Pine needle tea is a brew that has been widely used in many cultures for respiratory ailments. And this is not unwarranted. Pine needle tea has expectorant properties that can alleviate congestion and soothe a sore throat. Not only that, but this drink contains vitamin C (more than a cup of orange juice), vitamin A, and provides antioxidants that can help combat free radicals in the body.
The best thing about this is the availability. Pines can be found in any part of the country, and taking a few steps to identify the trees to use is a relatively simple process. In my research, eastern white pines are the preferred for making tea. Pine needles grow in bundles, called fascicles, sprouting from the limb, clustered in a bundle of 2-5 needles per attachment. Eastern white pines are in bundles of five needles. Supposedly you can derive the most health benefits from this particular species.
That is not to say that other pines are not usable in creating this beverage either. I’ve been using needles from loblolly pines growing around the farm. Loblolly Pine is one of the most common pines in the U.S., and especially in southeastern Georgia. Short leaf, loblolly, slash and longleaf pine work fine for a piney beverage. Loblolly has fascicles containing bunches of 2-3 needles around 8″ in length
I would also only harvest from pines that are not near roads or possible pollutant ridden areas. I’m grateful to work on a farm in a rural area for this. Wherever you are, just be mindful of your surroundings, and always wash whatever you bring back with you. And when you do go to collect, take the green needles that grow at the end of the branch. These will be the most nutrient dense to work with.
A quick search on Amazon will take all of the guesswork out of it as well!
Health disclaimer: Do NOT consume if pregnant or nursing. Also, do NOT consume if you have any kind of pine allergies. Over consumption could lead to nausea and vomiting.
If you do want to harvest your own needles to brew with, then learning to identify pines from other evergreens is an essential skill to attain. Evergreens such as yew are toxic to ingest. Here is a good source of information for identifying different pines, also here.
There is some consensus on pine needle tea being useful in other areas as well. According to the World Council for Health, a public non-profit composed of medical professionals, this could also be beneficial in alleviating symptoms of long Covid. If this is an issue that you would like to know more about, this is the detox guide posted on their site.
Pine Needle Tea Recipe
1 bunch of green needles
1-2 cups distilled water
A handful of fresh green needles should make plenty for a cup.
Taking your green needles, remove the fascicle that attaches the needles to the branch. I generally just remove by cutting with a knife. Cut off any brown ends as well, go for just the green bits.
Wash the needles thoroughly to remove any foreign material.
Dice your freshly washed needles in ½” pieces and put into a small saucepan, around 1-2 Tbsp.
Take the distilled water and dispense into whatever kettle you use for heating water. Bring that to a boil.

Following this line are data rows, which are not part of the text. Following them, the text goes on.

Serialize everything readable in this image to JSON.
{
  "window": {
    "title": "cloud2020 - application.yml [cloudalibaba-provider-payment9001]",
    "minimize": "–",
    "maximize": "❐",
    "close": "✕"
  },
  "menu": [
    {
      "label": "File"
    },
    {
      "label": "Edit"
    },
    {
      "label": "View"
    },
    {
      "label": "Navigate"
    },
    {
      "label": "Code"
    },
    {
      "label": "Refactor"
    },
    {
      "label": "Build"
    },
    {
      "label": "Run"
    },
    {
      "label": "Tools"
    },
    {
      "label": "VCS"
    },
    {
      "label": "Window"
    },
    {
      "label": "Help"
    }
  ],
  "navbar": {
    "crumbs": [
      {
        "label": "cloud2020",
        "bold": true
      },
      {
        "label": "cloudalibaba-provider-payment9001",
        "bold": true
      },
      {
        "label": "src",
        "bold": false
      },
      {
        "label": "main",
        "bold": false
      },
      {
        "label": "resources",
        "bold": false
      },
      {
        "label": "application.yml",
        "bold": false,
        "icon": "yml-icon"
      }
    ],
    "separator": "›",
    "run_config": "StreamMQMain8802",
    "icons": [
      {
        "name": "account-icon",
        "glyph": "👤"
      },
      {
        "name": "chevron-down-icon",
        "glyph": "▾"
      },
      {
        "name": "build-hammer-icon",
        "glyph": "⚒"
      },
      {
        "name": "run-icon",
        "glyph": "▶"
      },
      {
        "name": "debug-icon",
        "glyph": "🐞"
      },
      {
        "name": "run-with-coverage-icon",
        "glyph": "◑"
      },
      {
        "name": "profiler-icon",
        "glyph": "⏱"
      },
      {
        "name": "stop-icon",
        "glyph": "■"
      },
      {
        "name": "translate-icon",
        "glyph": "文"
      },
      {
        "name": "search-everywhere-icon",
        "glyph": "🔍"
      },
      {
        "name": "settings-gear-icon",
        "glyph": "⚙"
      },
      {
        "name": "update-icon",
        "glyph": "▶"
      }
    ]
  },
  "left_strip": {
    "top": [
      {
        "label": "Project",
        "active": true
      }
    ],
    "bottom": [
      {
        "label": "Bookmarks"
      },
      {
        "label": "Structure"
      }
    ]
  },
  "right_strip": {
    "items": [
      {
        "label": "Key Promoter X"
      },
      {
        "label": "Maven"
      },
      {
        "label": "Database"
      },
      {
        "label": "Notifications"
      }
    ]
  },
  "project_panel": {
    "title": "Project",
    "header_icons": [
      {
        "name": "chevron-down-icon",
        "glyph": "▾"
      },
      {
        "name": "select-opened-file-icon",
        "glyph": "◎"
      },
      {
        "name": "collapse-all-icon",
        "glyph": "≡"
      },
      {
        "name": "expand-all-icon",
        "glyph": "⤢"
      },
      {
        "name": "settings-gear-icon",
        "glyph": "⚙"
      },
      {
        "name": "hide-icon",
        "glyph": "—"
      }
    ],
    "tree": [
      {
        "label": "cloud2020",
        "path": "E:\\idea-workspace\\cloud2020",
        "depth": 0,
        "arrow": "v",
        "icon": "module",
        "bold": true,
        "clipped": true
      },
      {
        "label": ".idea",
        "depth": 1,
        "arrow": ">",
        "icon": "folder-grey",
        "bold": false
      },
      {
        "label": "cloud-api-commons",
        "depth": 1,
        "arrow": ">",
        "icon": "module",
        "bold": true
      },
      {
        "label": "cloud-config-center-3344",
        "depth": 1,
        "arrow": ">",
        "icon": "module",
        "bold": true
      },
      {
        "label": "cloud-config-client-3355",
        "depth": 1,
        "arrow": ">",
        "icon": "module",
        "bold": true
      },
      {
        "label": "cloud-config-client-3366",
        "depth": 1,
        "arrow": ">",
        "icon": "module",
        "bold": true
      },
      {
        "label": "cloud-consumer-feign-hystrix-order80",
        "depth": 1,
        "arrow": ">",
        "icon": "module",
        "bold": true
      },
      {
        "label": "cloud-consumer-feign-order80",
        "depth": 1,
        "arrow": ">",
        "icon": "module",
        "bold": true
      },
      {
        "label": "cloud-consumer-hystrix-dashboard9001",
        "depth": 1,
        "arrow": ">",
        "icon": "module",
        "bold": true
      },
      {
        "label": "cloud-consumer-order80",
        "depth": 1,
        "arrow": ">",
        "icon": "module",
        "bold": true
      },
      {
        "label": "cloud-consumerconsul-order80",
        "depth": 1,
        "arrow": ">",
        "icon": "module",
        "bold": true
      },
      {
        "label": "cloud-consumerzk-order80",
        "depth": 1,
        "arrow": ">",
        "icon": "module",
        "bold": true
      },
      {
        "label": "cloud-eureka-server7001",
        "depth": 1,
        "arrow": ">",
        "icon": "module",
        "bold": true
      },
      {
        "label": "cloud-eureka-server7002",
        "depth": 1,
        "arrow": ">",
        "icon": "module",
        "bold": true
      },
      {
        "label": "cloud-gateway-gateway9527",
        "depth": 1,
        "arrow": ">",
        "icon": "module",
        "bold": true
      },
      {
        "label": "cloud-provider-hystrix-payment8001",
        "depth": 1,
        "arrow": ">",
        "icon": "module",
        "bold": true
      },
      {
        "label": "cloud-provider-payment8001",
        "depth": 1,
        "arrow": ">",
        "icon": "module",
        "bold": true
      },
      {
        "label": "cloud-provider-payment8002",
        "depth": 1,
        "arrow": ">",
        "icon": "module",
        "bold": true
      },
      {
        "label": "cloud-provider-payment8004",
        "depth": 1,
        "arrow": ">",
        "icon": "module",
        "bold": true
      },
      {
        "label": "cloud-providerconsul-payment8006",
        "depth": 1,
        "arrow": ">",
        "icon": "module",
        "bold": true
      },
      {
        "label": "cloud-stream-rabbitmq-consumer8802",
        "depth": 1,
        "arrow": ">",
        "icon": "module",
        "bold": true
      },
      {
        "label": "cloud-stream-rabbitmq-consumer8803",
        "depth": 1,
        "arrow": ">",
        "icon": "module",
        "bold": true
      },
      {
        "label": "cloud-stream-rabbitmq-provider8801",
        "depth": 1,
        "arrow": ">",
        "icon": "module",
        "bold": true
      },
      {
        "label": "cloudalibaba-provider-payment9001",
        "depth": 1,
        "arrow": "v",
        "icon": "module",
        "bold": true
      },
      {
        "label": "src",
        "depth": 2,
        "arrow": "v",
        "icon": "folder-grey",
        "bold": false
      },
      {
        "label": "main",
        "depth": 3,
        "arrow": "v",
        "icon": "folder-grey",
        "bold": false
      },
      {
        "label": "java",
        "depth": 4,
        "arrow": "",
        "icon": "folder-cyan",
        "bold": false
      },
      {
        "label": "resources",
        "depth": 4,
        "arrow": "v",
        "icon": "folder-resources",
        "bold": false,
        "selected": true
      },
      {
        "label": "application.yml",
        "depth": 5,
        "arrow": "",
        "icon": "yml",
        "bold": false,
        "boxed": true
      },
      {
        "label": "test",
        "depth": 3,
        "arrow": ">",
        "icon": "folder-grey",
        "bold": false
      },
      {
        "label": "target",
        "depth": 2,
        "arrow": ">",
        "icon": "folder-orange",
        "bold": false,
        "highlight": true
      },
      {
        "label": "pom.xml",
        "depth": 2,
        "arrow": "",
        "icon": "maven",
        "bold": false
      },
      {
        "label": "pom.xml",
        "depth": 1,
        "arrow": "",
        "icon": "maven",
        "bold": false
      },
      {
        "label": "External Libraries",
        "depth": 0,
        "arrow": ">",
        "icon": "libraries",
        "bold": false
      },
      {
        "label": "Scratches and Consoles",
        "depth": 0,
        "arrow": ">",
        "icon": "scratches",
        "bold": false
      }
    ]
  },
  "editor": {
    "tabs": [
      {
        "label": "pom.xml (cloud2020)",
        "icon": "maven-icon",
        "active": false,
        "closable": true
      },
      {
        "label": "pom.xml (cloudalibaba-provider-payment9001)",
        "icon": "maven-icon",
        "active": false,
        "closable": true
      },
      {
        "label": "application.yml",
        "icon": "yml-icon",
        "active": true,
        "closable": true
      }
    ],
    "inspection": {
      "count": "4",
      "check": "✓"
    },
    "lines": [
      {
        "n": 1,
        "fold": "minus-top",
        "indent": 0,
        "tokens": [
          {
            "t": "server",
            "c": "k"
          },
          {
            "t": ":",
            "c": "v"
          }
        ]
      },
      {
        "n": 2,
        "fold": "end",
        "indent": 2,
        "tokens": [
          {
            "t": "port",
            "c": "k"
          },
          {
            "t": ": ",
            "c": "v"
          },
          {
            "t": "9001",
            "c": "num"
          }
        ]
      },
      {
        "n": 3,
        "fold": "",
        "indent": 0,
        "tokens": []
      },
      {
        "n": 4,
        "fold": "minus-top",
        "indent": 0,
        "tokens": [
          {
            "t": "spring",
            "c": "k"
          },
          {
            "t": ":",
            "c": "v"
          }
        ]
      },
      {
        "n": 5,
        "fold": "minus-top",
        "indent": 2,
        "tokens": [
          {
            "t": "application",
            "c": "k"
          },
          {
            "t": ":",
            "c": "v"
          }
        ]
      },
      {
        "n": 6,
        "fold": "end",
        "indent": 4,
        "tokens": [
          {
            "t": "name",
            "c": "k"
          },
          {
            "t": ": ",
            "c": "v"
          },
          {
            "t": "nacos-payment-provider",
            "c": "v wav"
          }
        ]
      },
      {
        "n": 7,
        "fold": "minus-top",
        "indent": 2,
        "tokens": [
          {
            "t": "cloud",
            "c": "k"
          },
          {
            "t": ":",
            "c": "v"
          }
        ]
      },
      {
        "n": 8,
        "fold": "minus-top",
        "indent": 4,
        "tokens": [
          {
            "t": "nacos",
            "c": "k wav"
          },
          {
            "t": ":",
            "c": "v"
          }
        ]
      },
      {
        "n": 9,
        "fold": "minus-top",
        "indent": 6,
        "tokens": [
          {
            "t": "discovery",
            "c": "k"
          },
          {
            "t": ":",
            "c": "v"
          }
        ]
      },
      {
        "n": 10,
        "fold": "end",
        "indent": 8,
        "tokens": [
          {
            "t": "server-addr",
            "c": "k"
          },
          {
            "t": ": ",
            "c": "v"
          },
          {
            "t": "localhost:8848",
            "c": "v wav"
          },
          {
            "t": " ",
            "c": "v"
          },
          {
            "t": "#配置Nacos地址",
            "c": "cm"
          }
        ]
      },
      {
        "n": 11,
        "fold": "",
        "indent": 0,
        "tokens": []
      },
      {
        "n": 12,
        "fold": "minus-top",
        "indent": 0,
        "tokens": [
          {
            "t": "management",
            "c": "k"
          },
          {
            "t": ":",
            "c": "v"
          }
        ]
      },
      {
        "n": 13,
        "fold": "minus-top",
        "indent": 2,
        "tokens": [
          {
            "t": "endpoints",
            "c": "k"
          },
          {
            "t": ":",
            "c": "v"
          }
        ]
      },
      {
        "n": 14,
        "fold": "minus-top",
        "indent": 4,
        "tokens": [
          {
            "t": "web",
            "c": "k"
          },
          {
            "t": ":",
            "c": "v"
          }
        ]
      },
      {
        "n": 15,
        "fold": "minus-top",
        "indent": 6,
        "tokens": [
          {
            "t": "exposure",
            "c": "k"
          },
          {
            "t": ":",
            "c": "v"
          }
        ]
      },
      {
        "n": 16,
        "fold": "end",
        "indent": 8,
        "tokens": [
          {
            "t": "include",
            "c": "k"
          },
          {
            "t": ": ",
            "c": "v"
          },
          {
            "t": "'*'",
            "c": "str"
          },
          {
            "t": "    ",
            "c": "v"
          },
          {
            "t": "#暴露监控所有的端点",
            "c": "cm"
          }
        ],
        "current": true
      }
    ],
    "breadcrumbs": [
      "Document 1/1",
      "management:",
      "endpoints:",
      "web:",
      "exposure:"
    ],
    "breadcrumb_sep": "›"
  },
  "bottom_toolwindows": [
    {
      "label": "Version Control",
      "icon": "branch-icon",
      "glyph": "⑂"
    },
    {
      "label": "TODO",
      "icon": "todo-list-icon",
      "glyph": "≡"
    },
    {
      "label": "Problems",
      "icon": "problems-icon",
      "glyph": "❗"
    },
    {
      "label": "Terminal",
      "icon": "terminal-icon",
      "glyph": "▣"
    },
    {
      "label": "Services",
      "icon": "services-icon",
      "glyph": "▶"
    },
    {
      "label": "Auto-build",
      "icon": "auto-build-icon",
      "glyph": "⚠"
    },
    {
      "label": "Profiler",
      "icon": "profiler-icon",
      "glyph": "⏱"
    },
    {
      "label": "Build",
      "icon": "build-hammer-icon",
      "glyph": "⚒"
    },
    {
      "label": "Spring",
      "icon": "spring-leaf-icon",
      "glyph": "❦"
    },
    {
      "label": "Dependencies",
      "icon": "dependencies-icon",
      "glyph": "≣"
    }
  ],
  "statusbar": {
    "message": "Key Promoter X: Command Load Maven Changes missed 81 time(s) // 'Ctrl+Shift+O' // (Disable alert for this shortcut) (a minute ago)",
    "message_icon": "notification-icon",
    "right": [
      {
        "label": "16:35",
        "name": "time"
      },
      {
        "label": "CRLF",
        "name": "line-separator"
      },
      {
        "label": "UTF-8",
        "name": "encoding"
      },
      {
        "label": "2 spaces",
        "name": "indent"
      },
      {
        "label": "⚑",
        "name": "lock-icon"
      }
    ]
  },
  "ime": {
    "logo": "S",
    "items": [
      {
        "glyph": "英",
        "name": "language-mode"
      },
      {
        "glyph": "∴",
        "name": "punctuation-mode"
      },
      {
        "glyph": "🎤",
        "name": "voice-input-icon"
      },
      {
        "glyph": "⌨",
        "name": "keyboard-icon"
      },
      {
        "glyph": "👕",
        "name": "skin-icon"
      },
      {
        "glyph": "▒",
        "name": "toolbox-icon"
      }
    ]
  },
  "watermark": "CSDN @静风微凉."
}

Pour the boiling liquid into the saucepan and cover to allow the needles to steep for about 20-30 minutes. You can also boil with the needles in the water, but this can lead to a more bitter taste.
You can tell when the needles have leached what they can into the water when the needles lose their vibrancy and settle on the bottom of the saucepan.
Using whatever method works for you, remove the needles from the tea. I’ll just pour it back and forth from cup to pot, while removing needles, until I only have liquid in the cup.
If this is your first time, it is a good idea to only drink around half a cup to see how your body takes to it.
Pine needle tea has a distinct taste, there is certainly a tanginess that hits a light sour note on the palate. It reminds me of citrus-like kinds of beverages. It can leave a tingle in the mouth and throat. This is, of course, accompanied by a pine tree aroma, but the consumption is a pleasant experience for me.
I hope this has been worth your time and is beneficial toward your own health goals. Thank you for reading!